Second, Congress must not have foreclosed private enforcement of the statute in question in the statute itself. Pennhurst, 451 U.S. at 19, 101 S.Ct. at 1540-41. When a statute includes a comprehensive remedial scheme, the courts will presume that Congress intended those remedies to be the only ones applicable to violations of that statute. The Supreme Court has said that "[w]hen the remedial devices provided in a particular Act are sufficiently comprehensive, they may suffice to demonstrate congressional intent to preclude the remedy of suits under section 1983." Middlesex County Sewerage Authority v. National Sea Clammers Assoc'n, 453 U.S. 1, 20, 101 S.Ct. 2615, 2626-27, 69 L.Ed.2d 435 (1981). In Chapman v. Houston Welfare Rights Organization, Justice Stewart explained the reasoning behind the preclusion: when "a federal statute . . . provides its own comprehensive enforcement scheme, the requirements of that enforcement procedure may not be bypassed by bringing suit directly under section 1983." 441 U.S. 600, 674, n. 2, 99 S.Ct. 1905, 1945 n. 2, 60 L.Ed.2d 508 (dissenting opinion), cited in, Middlesex, 453 U.S. at 20, 101 S.Ct. at 2626-27.
Plaintiff objects to the conclusion of the magistrate judge that the FMLA created a comprehensive scheme of enforcement which, therefore, precluded a section 1983 claim based on the FMLA violation. Plaintiff's objection is without merit. The FMLA focuses on very specific injuries and delineates narrowly the remedies for those injuries. Section 2612 of the Act defines the leave which employers are required to give to their employees under certain circumstances.
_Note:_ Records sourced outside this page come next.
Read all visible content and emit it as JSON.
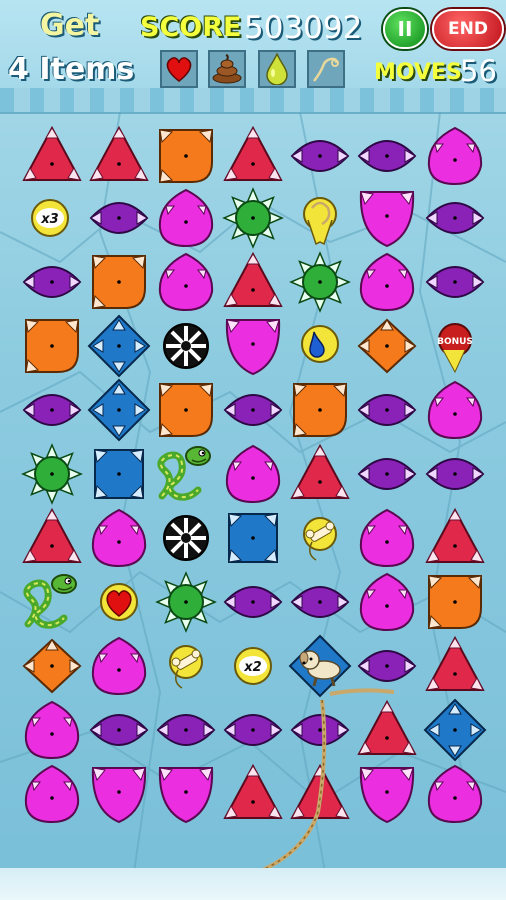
{
  "hud": {
    "goal_word": "Get",
    "goal_count": "4 Items",
    "score_label": "SCORE",
    "score_value": "503092",
    "pause_label": "II",
    "end_label": "END",
    "moves_label": "MOVES",
    "moves_value": "56",
    "goal_items": [
      "heart-icon",
      "poop-icon",
      "drop-icon",
      "rope-icon"
    ]
  },
  "colors": {
    "red": "#e0284a",
    "purple": "#8a22b8",
    "orange": "#f47a1c",
    "magenta": "#ea2ee0",
    "blue": "#1f78c8",
    "green": "#2fae3a"
  },
  "board": {
    "cols": 7,
    "rows": 11,
    "tiles": [
      [
        "red-tri",
        "red-tri",
        "orange-sq",
        "red-tri",
        "purple-leaf",
        "purple-leaf",
        "magenta-drop"
      ],
      [
        "x3-coin",
        "purple-leaf",
        "magenta-drop",
        "green-star",
        "yellow-bulb",
        "magenta-cup",
        "purple-leaf"
      ],
      [
        "purple-leaf",
        "orange-sq",
        "magenta-drop",
        "red-tri",
        "green-star",
        "magenta-drop",
        "purple-leaf"
      ],
      [
        "orange-sq",
        "blue-diamond",
        "black-wheel",
        "magenta-cup",
        "blue-drop",
        "orange-diamond",
        "bonus-badge"
      ],
      [
        "purple-leaf",
        "blue-diamond",
        "orange-sq",
        "purple-leaf",
        "orange-sq",
        "purple-leaf",
        "magenta-drop"
      ],
      [
        "green-star",
        "blue-square",
        "snake",
        "magenta-drop",
        "red-tri",
        "purple-leaf",
        "purple-leaf"
      ],
      [
        "red-tri",
        "magenta-drop",
        "black-wheel",
        "blue-square",
        "yellow-bone",
        "magenta-drop",
        "red-tri"
      ],
      [
        "snake",
        "heart-item",
        "green-star",
        "purple-leaf",
        "purple-leaf",
        "magenta-drop",
        "orange-sq"
      ],
      [
        "orange-diamond",
        "magenta-drop",
        "yellow-bone",
        "x2-coin",
        "dog",
        "purple-leaf",
        "red-tri"
      ],
      [
        "magenta-drop",
        "purple-leaf",
        "purple-leaf",
        "purple-leaf",
        "purple-leaf",
        "red-tri",
        "blue-diamond"
      ],
      [
        "magenta-drop",
        "magenta-cup",
        "magenta-cup",
        "red-tri",
        "red-tri",
        "magenta-cup",
        "magenta-drop"
      ]
    ],
    "coin_labels": {
      "x3-coin": "x3",
      "x2-coin": "x2",
      "bonus-badge": "BONUS"
    }
  }
}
Section 2615 outlines the prohibited acts under the FMLA and Section 2617 provides a comprehensive remedial scheme which allows for action either by employees themselves or by the Secretary of Labor on behalf of employees whose rights have been violated. Because the injuries to which the Act applies are narrowly drawn and the remedies provided fully cover those injuries, the magistrate judge correctly determined that the FMLA provides a comprehensive enforcement scheme which forecloses a section 1983 claim. Plaintiff's objection to the dismissal of her section 1983 claim is denied.
After careful de novo review of the entire file, this court adopts the recommendations of the magistrate judge in part, denies the defendant's motion to dismiss as to the FMLA claim, and grants the defendant's motion to dismiss the Section 1983 claim.